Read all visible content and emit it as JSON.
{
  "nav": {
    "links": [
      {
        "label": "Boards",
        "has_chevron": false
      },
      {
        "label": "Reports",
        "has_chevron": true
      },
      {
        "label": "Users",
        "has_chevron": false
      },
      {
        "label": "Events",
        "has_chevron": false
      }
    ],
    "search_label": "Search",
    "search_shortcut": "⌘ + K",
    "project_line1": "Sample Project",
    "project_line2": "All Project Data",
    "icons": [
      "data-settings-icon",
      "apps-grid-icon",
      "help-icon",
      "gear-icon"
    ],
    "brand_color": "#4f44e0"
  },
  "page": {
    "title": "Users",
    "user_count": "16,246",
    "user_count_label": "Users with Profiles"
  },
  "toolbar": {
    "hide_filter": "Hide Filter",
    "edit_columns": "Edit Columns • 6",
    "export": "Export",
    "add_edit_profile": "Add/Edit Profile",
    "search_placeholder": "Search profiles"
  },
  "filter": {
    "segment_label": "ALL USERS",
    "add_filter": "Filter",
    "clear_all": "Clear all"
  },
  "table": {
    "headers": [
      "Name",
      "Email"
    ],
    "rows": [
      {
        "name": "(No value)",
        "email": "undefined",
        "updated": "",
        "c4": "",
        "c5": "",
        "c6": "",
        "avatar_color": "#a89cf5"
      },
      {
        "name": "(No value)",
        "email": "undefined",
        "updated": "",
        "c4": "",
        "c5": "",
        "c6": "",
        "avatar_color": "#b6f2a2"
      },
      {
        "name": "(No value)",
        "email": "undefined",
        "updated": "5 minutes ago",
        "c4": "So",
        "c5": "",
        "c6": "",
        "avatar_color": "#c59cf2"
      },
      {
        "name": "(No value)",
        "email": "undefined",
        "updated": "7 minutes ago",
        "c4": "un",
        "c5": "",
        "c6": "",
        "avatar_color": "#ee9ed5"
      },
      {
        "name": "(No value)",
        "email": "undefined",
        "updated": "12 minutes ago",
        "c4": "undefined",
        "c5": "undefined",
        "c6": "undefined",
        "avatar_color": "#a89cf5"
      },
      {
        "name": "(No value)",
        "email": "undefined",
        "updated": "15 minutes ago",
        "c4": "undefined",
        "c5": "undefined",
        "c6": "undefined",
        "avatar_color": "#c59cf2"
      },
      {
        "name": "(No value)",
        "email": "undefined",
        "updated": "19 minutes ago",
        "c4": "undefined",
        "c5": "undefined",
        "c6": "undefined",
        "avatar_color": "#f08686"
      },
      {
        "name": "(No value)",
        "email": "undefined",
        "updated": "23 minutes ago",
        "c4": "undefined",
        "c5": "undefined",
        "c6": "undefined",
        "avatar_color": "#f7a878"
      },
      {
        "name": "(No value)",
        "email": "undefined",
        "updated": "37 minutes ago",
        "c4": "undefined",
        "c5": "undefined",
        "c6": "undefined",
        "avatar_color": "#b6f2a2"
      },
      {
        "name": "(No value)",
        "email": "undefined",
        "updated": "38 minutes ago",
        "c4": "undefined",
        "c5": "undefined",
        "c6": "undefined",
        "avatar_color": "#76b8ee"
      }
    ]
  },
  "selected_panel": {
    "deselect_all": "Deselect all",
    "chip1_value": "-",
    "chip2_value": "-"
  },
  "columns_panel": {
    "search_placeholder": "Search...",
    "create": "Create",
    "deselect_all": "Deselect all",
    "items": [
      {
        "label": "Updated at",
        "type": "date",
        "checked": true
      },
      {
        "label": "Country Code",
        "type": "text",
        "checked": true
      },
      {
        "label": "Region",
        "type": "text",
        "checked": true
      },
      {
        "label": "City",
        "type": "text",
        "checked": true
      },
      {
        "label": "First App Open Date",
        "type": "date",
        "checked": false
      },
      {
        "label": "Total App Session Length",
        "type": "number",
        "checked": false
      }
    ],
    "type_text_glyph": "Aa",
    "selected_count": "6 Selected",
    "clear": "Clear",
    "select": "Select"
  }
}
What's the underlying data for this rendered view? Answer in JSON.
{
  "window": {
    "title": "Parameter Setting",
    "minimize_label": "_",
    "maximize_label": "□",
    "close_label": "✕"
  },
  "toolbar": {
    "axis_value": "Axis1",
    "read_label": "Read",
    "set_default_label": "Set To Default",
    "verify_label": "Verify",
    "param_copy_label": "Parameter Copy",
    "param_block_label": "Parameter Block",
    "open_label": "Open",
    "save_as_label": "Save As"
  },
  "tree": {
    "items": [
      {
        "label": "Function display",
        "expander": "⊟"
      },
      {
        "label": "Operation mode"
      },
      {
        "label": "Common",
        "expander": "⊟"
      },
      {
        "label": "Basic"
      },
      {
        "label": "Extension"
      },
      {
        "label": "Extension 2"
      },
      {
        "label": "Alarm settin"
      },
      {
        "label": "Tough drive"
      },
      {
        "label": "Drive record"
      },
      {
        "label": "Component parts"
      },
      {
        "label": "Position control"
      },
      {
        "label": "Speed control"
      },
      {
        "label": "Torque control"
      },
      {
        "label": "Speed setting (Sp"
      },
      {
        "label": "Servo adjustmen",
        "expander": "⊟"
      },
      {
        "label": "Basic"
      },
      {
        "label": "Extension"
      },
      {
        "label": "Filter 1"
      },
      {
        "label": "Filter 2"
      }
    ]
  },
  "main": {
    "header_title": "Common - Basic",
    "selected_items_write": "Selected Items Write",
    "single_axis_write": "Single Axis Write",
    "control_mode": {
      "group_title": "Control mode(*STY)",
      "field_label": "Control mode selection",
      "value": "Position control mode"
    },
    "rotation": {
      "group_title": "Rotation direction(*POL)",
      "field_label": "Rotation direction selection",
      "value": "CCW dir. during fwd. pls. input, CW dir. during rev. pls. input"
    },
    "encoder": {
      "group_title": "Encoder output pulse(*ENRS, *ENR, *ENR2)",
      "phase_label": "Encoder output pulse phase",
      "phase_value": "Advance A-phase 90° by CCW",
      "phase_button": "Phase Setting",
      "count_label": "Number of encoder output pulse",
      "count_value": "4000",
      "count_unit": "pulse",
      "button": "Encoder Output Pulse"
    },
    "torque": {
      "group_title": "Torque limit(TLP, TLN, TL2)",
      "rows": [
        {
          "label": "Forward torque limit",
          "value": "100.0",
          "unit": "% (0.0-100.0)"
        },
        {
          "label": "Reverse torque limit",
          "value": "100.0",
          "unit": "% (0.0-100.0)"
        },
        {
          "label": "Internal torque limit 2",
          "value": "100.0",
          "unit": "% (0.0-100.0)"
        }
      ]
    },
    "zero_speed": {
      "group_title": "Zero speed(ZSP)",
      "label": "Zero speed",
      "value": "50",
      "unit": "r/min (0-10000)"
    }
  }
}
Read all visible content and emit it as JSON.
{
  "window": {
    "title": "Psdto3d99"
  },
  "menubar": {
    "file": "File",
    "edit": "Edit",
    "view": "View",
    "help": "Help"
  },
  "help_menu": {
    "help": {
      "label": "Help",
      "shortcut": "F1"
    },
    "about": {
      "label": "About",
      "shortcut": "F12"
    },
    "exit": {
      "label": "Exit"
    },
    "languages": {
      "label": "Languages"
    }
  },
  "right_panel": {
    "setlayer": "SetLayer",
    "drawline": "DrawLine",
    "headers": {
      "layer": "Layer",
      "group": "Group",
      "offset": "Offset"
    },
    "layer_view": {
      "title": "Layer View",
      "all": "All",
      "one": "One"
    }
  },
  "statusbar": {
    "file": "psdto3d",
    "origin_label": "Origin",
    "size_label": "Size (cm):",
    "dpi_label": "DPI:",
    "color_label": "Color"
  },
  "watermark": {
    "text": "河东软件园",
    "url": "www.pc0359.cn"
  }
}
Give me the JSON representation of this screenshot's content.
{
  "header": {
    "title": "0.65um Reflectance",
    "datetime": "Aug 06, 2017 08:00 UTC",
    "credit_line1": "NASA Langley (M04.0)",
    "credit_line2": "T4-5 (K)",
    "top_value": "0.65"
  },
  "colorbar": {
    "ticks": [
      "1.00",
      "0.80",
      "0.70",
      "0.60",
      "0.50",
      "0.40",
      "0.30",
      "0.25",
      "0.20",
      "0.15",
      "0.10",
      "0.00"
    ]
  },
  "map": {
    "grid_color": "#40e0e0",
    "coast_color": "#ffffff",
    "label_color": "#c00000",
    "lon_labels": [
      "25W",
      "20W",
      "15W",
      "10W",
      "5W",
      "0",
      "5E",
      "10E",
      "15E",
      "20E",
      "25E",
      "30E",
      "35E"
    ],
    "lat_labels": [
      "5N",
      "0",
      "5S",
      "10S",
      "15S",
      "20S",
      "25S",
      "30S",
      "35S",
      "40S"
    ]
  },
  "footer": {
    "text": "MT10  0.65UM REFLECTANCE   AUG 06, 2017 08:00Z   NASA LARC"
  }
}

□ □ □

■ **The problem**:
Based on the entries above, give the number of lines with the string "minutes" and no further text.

■ **Response below**:
8